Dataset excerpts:

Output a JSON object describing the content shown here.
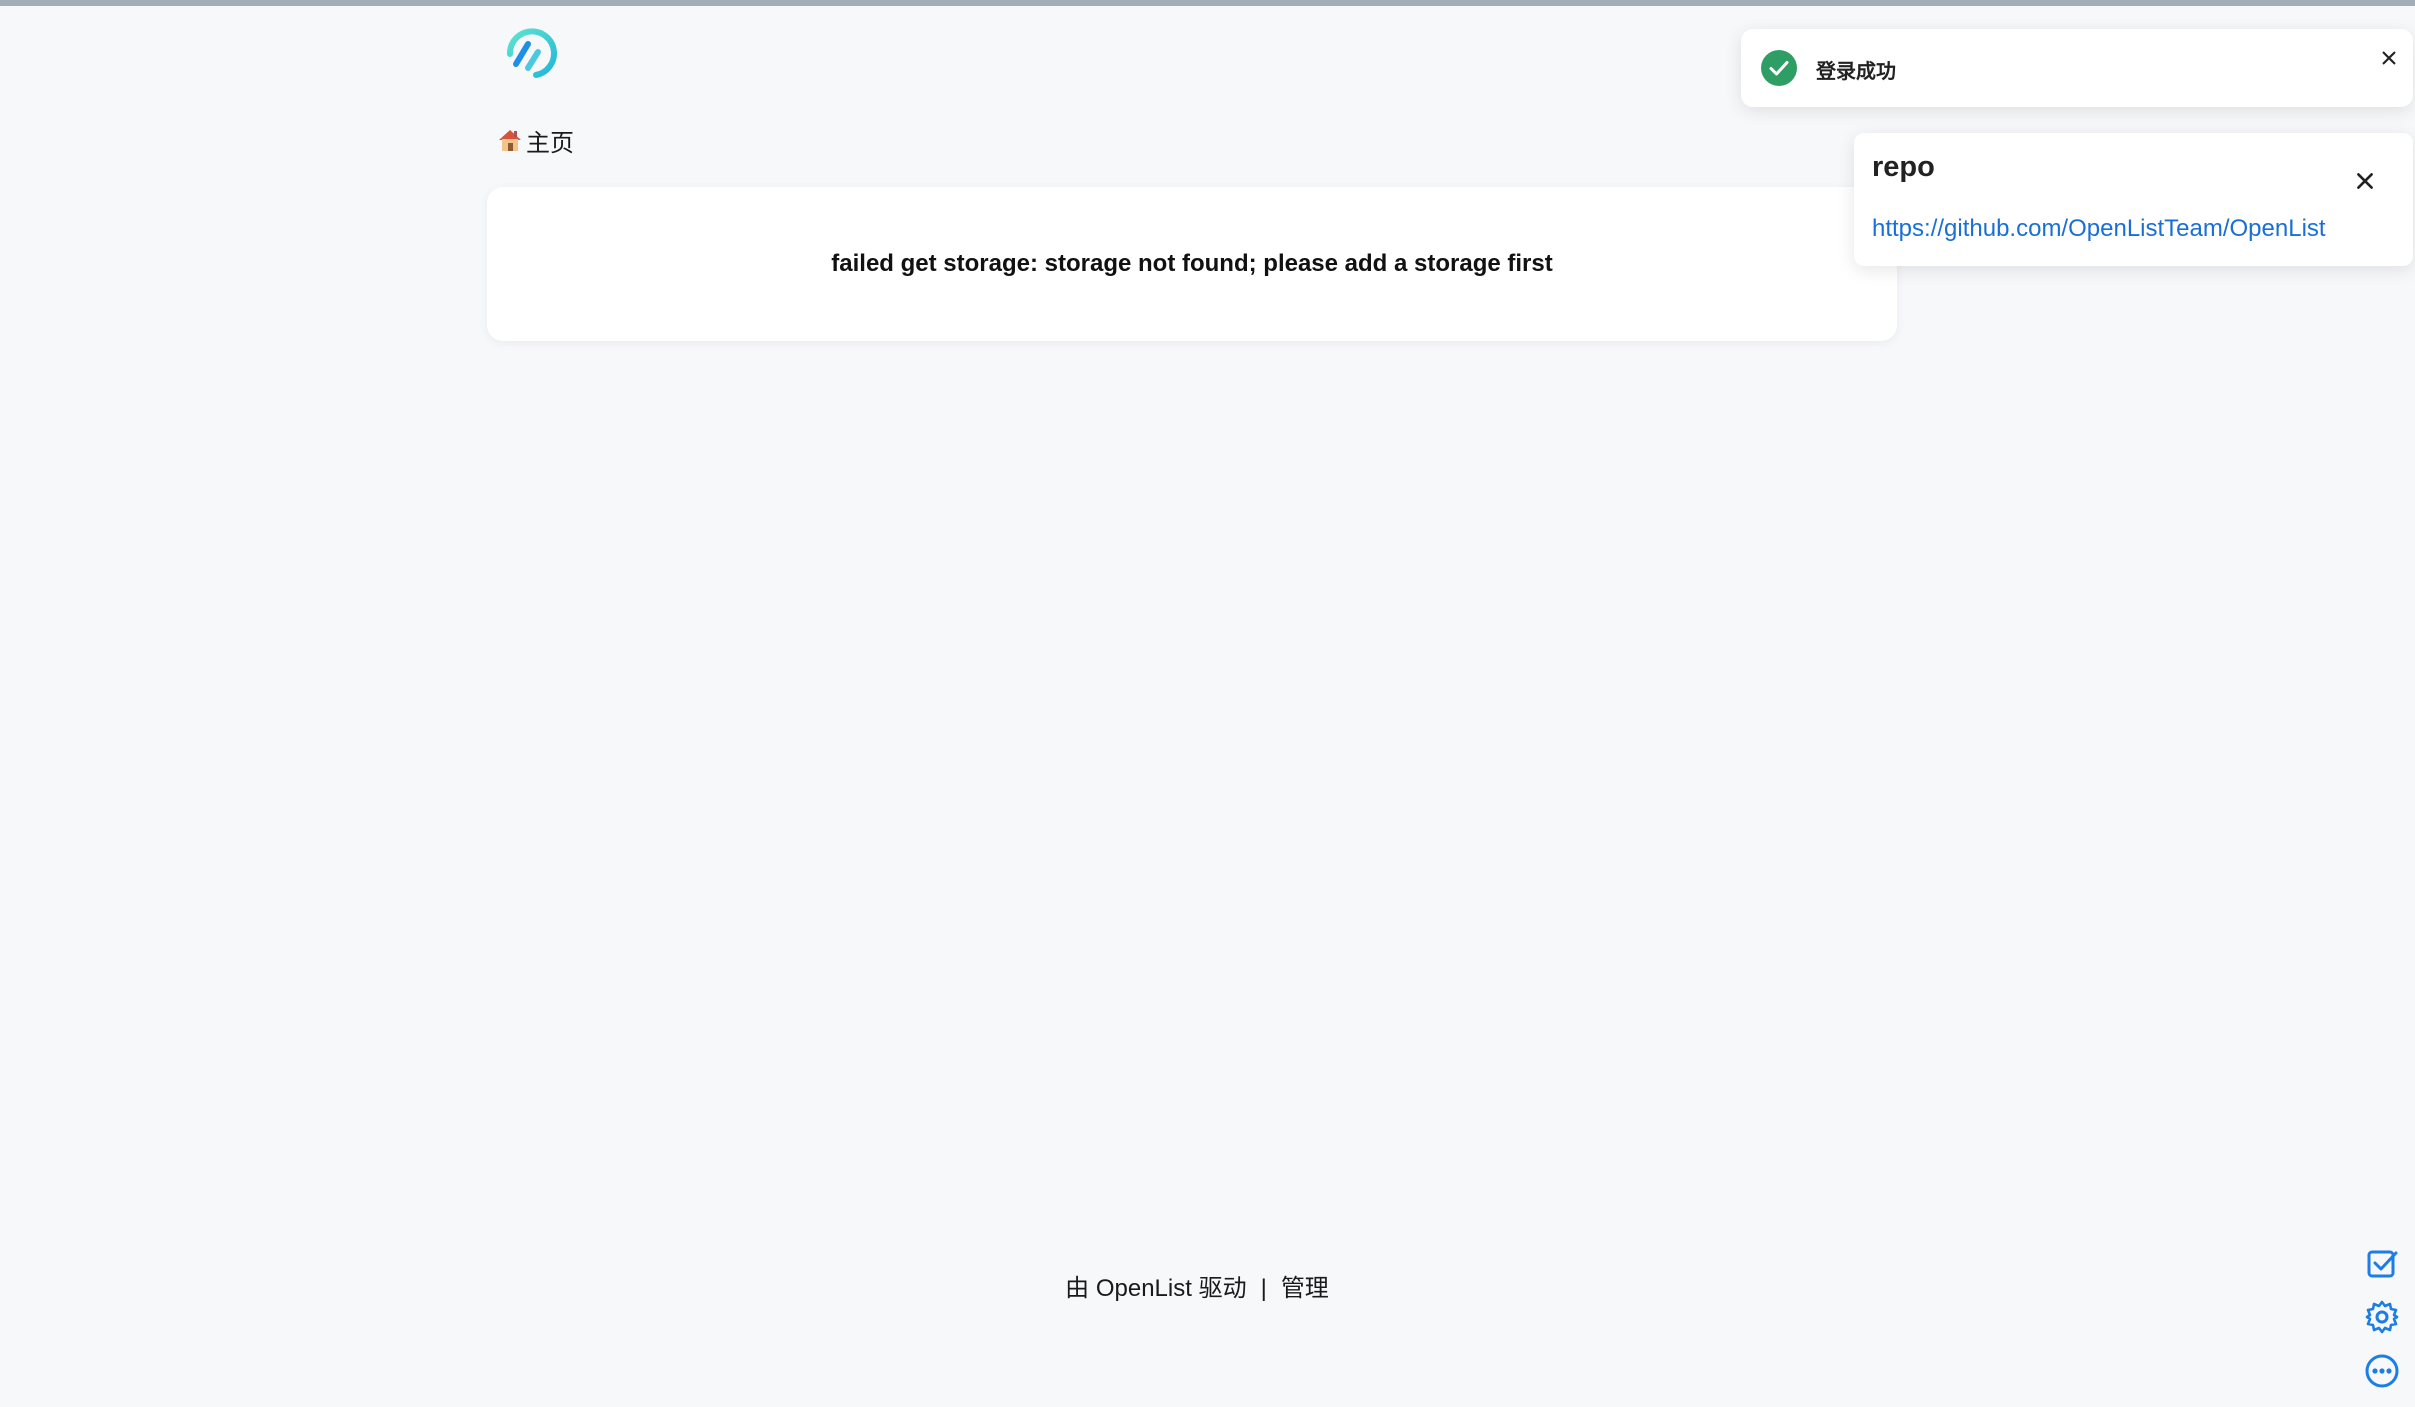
{
  "toast": {
    "message": "登录成功",
    "check_icon": "check-circle-icon",
    "close_icon": "close-icon",
    "accent": "#2f9e65"
  },
  "notice": {
    "title": "repo",
    "link": "https://github.com/OpenListTeam/OpenList",
    "close_icon": "close-icon"
  },
  "header": {
    "logo_icon": "openlist-logo-icon"
  },
  "breadcrumb": {
    "home_icon": "house-icon",
    "home_label": "主页"
  },
  "main": {
    "error_message": "failed get storage: storage not found; please add a storage first"
  },
  "footer": {
    "powered_by": "由 OpenList 驱动",
    "separator": "|",
    "admin_label": "管理"
  },
  "side_tools": [
    {
      "icon": "checkbox-icon"
    },
    {
      "icon": "gear-icon"
    },
    {
      "icon": "more-dots-icon"
    }
  ],
  "colors": {
    "background": "#f7f8fa",
    "link": "#1a6fd6",
    "tool_icon": "#1d7de6"
  }
}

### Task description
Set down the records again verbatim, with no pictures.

### Output for this exercise
Output a JSON object describing the content shown here.
{
  "toast": {
    "message": "登录成功",
    "check_icon": "check-circle-icon",
    "close_icon": "close-icon",
    "accent": "#2f9e65"
  },
  "notice": {
    "title": "repo",
    "link": "https://github.com/OpenListTeam/OpenList",
    "close_icon": "close-icon"
  },
  "header": {
    "logo_icon": "openlist-logo-icon"
  },
  "breadcrumb": {
    "home_icon": "house-icon",
    "home_label": "主页"
  },
  "main": {
    "error_message": "failed get storage: storage not found; please add a storage first"
  },
  "footer": {
    "powered_by": "由 OpenList 驱动",
    "separator": "|",
    "admin_label": "管理"
  },
  "side_tools": [
    {
      "icon": "checkbox-icon"
    },
    {
      "icon": "gear-icon"
    },
    {
      "icon": "more-dots-icon"
    }
  ],
  "colors": {
    "background": "#f7f8fa",
    "link": "#1a6fd6",
    "tool_icon": "#1d7de6"
  }
}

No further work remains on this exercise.